Have you watched a seed sprout and seedlings grow? The third session of “Pulsing into Pulses’ is about the first 28 days of a seeds life, when there are so many changes they grow through. By planting seeds at three levels in the mini-farm containers, and with each child, being responsible for one set of seeds, hopefully many will see (and record) :
when the seed coat is broken
when the first white shoot comes out and heads down into the soil
when the first green shoot comes out and heads up
and then develops leaves and what their shape will be.
Three seeds types are being used: lentils, chick peas, and field peas. These are repeated between the 9 classes, so that results can be compared. How well do they grow? The children have made hypotheses about:
shapes (plants with roots, stems and leaves)

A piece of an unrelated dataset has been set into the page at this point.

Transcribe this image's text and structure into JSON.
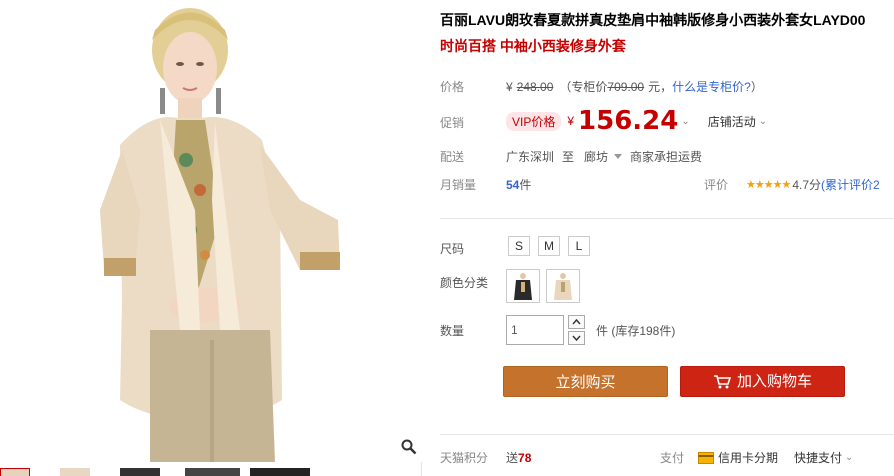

and size (varying from 5-20 cm).
Hypotheses help us recognise what we thought we knew before experimenting (28 days ago) and see what we now discover to add to, or change, that Agricultural Science knowledge.

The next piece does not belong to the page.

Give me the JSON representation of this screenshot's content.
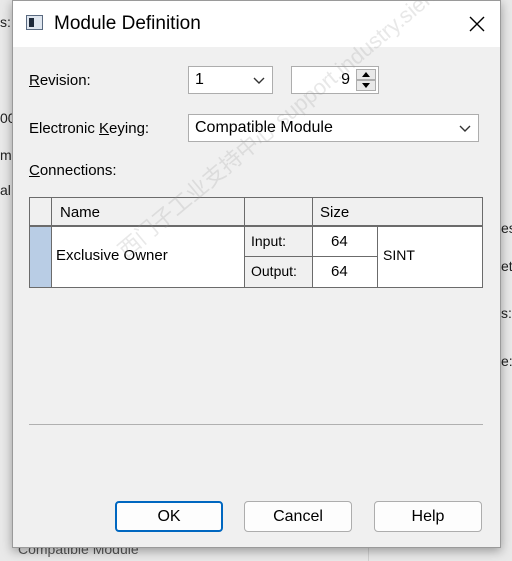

This session will also discuss emotional responses to this experiment, under four responses, which could contribute to ‘igniting the imagination’ in Science by the questions that follow:
This experiment has additional layers as a blind experiment into the effects of 3 different soils, and a simulation of farming,

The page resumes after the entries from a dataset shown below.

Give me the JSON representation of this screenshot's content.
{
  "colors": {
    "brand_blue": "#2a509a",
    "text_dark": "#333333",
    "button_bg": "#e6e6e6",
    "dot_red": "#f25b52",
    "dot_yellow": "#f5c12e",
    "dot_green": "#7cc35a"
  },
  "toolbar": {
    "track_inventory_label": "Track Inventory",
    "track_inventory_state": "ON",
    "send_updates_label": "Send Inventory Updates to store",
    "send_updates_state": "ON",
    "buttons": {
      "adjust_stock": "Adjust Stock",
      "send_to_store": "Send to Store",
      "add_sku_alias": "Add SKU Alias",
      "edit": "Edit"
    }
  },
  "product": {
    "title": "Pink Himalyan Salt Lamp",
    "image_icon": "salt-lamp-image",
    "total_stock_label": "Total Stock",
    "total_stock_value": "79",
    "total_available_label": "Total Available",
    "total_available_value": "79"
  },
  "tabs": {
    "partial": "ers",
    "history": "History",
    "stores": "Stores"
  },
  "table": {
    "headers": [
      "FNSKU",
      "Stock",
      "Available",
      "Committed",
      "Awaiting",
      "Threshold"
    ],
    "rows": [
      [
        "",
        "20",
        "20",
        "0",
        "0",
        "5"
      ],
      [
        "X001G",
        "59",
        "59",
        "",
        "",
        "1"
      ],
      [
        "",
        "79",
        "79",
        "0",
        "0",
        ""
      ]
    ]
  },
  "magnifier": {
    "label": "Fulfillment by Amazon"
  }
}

Expecting that the main responses above will involve questions which will need some understanding of how plants get the ‘food’ they need to grow, this will be session 3 model.
1 ‘food’ sources for the developing plant:
seeds have food stored inside them to begin their growth;
a white root shoots downward to get liquid food (nutrients) from soil;
a green sprout shoots upwards to take carbon gas from the air (CO2) for photosynthesis, from which the carbon will build more of the plant.
2 what the pulses do for us:
while growing, leaves return oxygen gas to the air for us to breathe;
at the end of its life, seeds can be harvested for food;
and after its life, pulse roots provide nitrogen to feed the soil.
There are five ways in which this is a simulation of farming experience as a practical science: Farmers:
1 know and apply a lot of science to grow crops (all tubs and the growing of seedlings);
2 but face unpredicted things (blue tubs eg. new land, hidden salt, weather events); and 3 adopt new knowledge from science that has been tested repeatedly before its general use (white tubs);
so 4 there is an emotional aspect to farming, especially when crops fail, despite the science and efforts, and
5 Farmers replant, with increased science knowledge from the failure or success. (All whose seeds had failed, received new seedlings to grow out a full plant.)
page set up 17 August 2016